═════ TASK INPUTS ═════
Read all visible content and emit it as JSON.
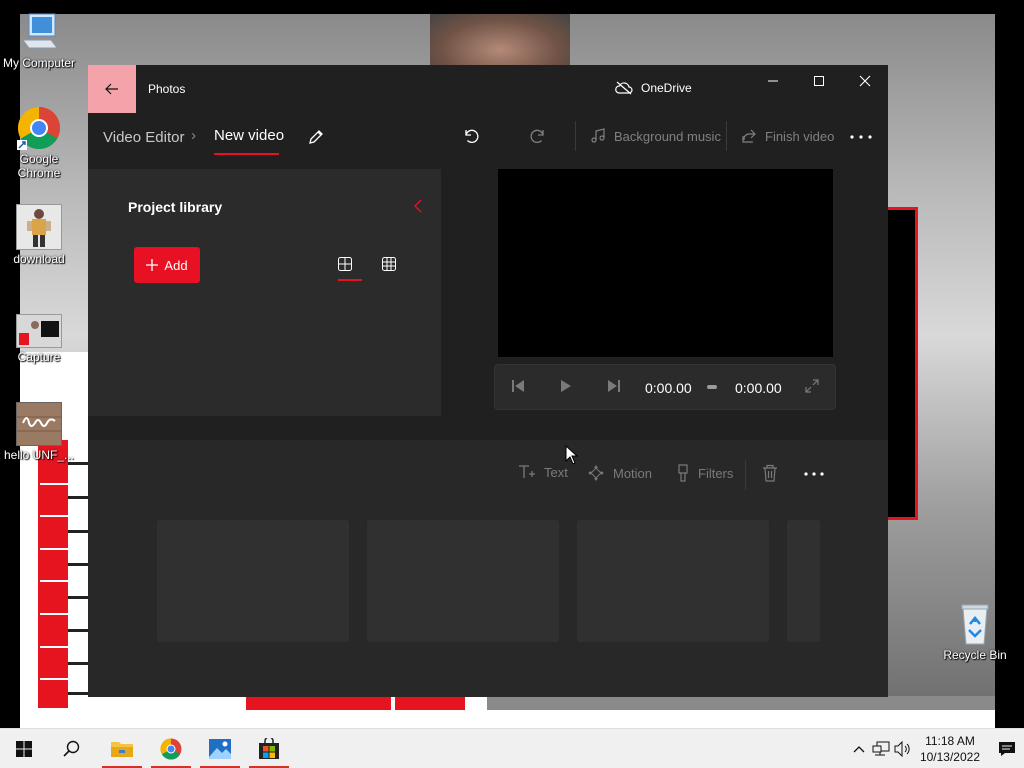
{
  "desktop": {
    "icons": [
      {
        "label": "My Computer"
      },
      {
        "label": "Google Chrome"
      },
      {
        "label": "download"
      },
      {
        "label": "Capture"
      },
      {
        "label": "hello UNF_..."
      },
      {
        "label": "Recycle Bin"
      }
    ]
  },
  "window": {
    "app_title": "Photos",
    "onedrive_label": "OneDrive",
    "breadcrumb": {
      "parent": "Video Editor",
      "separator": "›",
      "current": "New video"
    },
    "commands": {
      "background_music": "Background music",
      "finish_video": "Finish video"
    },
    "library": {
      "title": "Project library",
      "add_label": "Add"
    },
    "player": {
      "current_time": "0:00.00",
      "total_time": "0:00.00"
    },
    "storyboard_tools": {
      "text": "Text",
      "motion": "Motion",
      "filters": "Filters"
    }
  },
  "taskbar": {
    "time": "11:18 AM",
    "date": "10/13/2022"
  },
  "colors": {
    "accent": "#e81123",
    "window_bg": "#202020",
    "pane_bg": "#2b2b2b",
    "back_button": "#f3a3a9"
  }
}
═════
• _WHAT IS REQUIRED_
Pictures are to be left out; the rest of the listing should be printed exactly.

• _EXERCISE RESPONSE_
Read all visible content and emit it as JSON.
{
  "desktop": {
    "icons": [
      {
        "label": "My Computer"
      },
      {
        "label": "Google Chrome"
      },
      {
        "label": "download"
      },
      {
        "label": "Capture"
      },
      {
        "label": "hello UNF_..."
      },
      {
        "label": "Recycle Bin"
      }
    ]
  },
  "window": {
    "app_title": "Photos",
    "onedrive_label": "OneDrive",
    "breadcrumb": {
      "parent": "Video Editor",
      "separator": "›",
      "current": "New video"
    },
    "commands": {
      "background_music": "Background music",
      "finish_video": "Finish video"
    },
    "library": {
      "title": "Project library",
      "add_label": "Add"
    },
    "player": {
      "current_time": "0:00.00",
      "total_time": "0:00.00"
    },
    "storyboard_tools": {
      "text": "Text",
      "motion": "Motion",
      "filters": "Filters"
    }
  },
  "taskbar": {
    "time": "11:18 AM",
    "date": "10/13/2022"
  },
  "colors": {
    "accent": "#e81123",
    "window_bg": "#202020",
    "pane_bg": "#2b2b2b",
    "back_button": "#f3a3a9"
  }
}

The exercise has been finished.